What to produce => Give back the full listing, exactly as it is.

Dataset entries =>
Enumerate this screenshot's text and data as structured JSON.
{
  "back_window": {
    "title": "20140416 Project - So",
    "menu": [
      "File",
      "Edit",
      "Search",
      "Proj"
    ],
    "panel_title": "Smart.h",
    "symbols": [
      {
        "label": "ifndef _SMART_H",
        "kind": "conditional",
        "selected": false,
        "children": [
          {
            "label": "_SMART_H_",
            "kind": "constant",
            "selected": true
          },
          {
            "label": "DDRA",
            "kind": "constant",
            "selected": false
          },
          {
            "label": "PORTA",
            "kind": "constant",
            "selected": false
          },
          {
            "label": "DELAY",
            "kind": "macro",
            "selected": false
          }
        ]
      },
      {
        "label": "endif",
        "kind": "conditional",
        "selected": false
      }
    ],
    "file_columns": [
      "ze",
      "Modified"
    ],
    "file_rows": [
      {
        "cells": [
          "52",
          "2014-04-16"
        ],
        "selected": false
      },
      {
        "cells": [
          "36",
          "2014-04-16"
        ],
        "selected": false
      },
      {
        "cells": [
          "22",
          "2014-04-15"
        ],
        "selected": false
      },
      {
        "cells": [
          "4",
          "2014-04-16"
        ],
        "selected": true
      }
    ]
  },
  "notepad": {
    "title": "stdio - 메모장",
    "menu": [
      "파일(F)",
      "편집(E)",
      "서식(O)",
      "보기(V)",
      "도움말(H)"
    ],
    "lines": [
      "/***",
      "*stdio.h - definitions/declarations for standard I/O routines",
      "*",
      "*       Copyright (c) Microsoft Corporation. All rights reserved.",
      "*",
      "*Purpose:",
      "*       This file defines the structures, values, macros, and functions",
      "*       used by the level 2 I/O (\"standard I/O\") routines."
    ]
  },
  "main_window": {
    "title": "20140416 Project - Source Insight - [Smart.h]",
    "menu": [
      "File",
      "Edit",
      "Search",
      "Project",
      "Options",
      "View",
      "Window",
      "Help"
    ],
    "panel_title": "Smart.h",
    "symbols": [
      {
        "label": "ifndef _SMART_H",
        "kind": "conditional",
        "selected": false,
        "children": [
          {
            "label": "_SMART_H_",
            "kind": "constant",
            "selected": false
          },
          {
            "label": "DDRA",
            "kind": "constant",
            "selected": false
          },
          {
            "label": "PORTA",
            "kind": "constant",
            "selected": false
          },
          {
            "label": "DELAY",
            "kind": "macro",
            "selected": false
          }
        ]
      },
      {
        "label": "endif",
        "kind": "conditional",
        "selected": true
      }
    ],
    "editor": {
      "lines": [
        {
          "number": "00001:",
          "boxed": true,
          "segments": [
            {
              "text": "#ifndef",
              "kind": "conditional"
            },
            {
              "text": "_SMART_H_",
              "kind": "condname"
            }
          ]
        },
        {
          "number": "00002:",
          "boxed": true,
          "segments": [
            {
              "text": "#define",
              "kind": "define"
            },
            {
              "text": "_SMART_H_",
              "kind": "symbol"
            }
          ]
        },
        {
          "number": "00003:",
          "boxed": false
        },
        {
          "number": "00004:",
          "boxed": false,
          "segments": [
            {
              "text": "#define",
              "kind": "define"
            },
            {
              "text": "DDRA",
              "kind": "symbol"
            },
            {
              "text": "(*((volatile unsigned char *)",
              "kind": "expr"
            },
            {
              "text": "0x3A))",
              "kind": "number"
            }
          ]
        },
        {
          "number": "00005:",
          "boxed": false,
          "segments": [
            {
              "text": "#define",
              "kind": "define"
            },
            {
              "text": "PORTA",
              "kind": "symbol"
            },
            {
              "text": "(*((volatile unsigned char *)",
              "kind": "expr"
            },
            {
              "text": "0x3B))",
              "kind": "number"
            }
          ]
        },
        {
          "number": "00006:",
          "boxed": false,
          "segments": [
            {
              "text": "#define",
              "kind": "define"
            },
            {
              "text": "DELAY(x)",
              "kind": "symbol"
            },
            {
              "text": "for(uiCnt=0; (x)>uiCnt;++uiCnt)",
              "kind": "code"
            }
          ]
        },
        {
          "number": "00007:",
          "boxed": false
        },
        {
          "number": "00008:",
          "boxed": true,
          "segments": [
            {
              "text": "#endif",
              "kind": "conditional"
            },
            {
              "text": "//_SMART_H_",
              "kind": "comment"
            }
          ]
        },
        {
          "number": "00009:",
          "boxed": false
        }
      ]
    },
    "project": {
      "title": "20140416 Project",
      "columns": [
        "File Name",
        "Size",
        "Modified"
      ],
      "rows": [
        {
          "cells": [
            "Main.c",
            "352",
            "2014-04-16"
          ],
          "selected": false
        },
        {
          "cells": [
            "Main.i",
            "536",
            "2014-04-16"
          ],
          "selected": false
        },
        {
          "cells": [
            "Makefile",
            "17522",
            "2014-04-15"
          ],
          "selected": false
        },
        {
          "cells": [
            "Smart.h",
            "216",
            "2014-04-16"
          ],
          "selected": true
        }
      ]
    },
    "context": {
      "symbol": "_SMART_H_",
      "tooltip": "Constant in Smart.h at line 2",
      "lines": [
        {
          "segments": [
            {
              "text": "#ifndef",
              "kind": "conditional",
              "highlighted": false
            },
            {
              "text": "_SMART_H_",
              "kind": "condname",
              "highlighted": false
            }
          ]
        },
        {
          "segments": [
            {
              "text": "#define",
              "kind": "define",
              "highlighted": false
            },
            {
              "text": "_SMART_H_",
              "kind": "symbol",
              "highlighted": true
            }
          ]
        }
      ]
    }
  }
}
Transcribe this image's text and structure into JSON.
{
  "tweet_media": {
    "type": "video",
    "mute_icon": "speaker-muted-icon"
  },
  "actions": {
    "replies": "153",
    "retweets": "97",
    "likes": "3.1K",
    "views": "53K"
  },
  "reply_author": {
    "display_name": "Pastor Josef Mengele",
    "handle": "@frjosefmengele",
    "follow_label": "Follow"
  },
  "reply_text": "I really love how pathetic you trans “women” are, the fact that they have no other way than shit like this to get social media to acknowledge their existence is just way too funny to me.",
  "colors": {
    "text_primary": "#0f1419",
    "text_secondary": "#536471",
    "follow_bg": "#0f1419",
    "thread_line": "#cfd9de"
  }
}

Output =>
Enumerate this screenshot's text and data as structured JSON.
{
  "back_window": {
    "title": "20140416 Project - So",
    "menu": [
      "File",
      "Edit",
      "Search",
      "Proj"
    ],
    "panel_title": "Smart.h",
    "symbols": [
      {
        "label": "ifndef _SMART_H",
        "kind": "conditional",
        "selected": false,
        "children": [
          {
            "label": "_SMART_H_",
            "kind": "constant",
            "selected": true
          },
          {
            "label": "DDRA",
            "kind": "constant",
            "selected": false
          },
          {
            "label": "PORTA",
            "kind": "constant",
            "selected": false
          },
          {
            "label": "DELAY",
            "kind": "macro",
            "selected": false
          }
        ]
      },
      {
        "label": "endif",
        "kind": "conditional",
        "selected": false
      }
    ],
    "file_columns": [
      "ze",
      "Modified"
    ],
    "file_rows": [
      {
        "cells": [
          "52",
          "2014-04-16"
        ],
        "selected": false
      },
      {
        "cells": [
          "36",
          "2014-04-16"
        ],
        "selected": false
      },
      {
        "cells": [
          "22",
          "2014-04-15"
        ],
        "selected": false
      },
      {
        "cells": [
          "4",
          "2014-04-16"
        ],
        "selected": true
      }
    ]
  },
  "notepad": {
    "title": "stdio - 메모장",
    "menu": [
      "파일(F)",
      "편집(E)",
      "서식(O)",
      "보기(V)",
      "도움말(H)"
    ],
    "lines": [
      "/***",
      "*stdio.h - definitions/declarations for standard I/O routines",
      "*",
      "*       Copyright (c) Microsoft Corporation. All rights reserved.",
      "*",
      "*Purpose:",
      "*       This file defines the structures, values, macros, and functions",
      "*       used by the level 2 I/O (\"standard I/O\") routines."
    ]
  },
  "main_window": {
    "title": "20140416 Project - Source Insight - [Smart.h]",
    "menu": [
      "File",
      "Edit",
      "Search",
      "Project",
      "Options",
      "View",
      "Window",
      "Help"
    ],
    "panel_title": "Smart.h",
    "symbols": [
      {
        "label": "ifndef _SMART_H",
        "kind": "conditional",
        "selected": false,
        "children": [
          {
            "label": "_SMART_H_",
            "kind": "constant",
            "selected": false
          },
          {
            "label": "DDRA",
            "kind": "constant",
            "selected": false
          },
          {
            "label": "PORTA",
            "kind": "constant",
            "selected": false
          },
          {
            "label": "DELAY",
            "kind": "macro",
            "selected": false
          }
        ]
      },
      {
        "label": "endif",
        "kind": "conditional",
        "selected": true
      }
    ],
    "editor": {
      "lines": [
        {
          "number": "00001:",
          "boxed": true,
          "segments": [
            {
              "text": "#ifndef",
              "kind": "conditional"
            },
            {
              "text": "_SMART_H_",
              "kind": "condname"
            }
          ]
        },
        {
          "number": "00002:",
          "boxed": true,
          "segments": [
            {
              "text": "#define",
              "kind": "define"
            },
            {
              "text": "_SMART_H_",
              "kind": "symbol"
            }
          ]
        },
        {
          "number": "00003:",
          "boxed": false
        },
        {
          "number": "00004:",
          "boxed": false,
          "segments": [
            {
              "text": "#define",
              "kind": "define"
            },
            {
              "text": "DDRA",
              "kind": "symbol"
            },
            {
              "text": "(*((volatile unsigned char *)",
              "kind": "expr"
            },
            {
              "text": "0x3A))",
              "kind": "number"
            }
          ]
        },
        {
          "number": "00005:",
          "boxed": false,
          "segments": [
            {
              "text": "#define",
              "kind": "define"
            },
            {
              "text": "PORTA",
              "kind": "symbol"
            },
            {
              "text": "(*((volatile unsigned char *)",
              "kind": "expr"
            },
            {
              "text": "0x3B))",
              "kind": "number"
            }
          ]
        },
        {
          "number": "00006:",
          "boxed": false,
          "segments": [
            {
              "text": "#define",
              "kind": "define"
            },
            {
              "text": "DELAY(x)",
              "kind": "symbol"
            },
            {
              "text": "for(uiCnt=0; (x)>uiCnt;++uiCnt)",
              "kind": "code"
            }
          ]
        },
        {
          "number": "00007:",
          "boxed": false
        },
        {
          "number": "00008:",
          "boxed": true,
          "segments": [
            {
              "text": "#endif",
              "kind": "conditional"
            },
            {
              "text": "//_SMART_H_",
              "kind": "comment"
            }
          ]
        },
        {
          "number": "00009:",
          "boxed": false
        }
      ]
    },
    "project": {
      "title": "20140416 Project",
      "columns": [
        "File Name",
        "Size",
        "Modified"
      ],
      "rows": [
        {
          "cells": [
            "Main.c",
            "352",
            "2014-04-16"
          ],
          "selected": false
        },
        {
          "cells": [
            "Main.i",
            "536",
            "2014-04-16"
          ],
          "selected": false
        },
        {
          "cells": [
            "Makefile",
            "17522",
            "2014-04-15"
          ],
          "selected": false
        },
        {
          "cells": [
            "Smart.h",
            "216",
            "2014-04-16"
          ],
          "selected": true
        }
      ]
    },
    "context": {
      "symbol": "_SMART_H_",
      "tooltip": "Constant in Smart.h at line 2",
      "lines": [
        {
          "segments": [
            {
              "text": "#ifndef",
              "kind": "conditional",
              "highlighted": false
            },
            {
              "text": "_SMART_H_",
              "kind": "condname",
              "highlighted": false
            }
          ]
        },
        {
          "segments": [
            {
              "text": "#define",
              "kind": "define",
              "highlighted": false
            },
            {
              "text": "_SMART_H_",
              "kind": "symbol",
              "highlighted": true
            }
          ]
        }
      ]
    }
  }
}
Transcribe this image's text and structure into JSON.
{
  "tweet_media": {
    "type": "video",
    "mute_icon": "speaker-muted-icon"
  },
  "actions": {
    "replies": "153",
    "retweets": "97",
    "likes": "3.1K",
    "views": "53K"
  },
  "reply_author": {
    "display_name": "Pastor Josef Mengele",
    "handle": "@frjosefmengele",
    "follow_label": "Follow"
  },
  "reply_text": "I really love how pathetic you trans “women” are, the fact that they have no other way than shit like this to get social media to acknowledge their existence is just way too funny to me.",
  "colors": {
    "text_primary": "#0f1419",
    "text_secondary": "#536471",
    "follow_bg": "#0f1419",
    "thread_line": "#cfd9de"
  }
}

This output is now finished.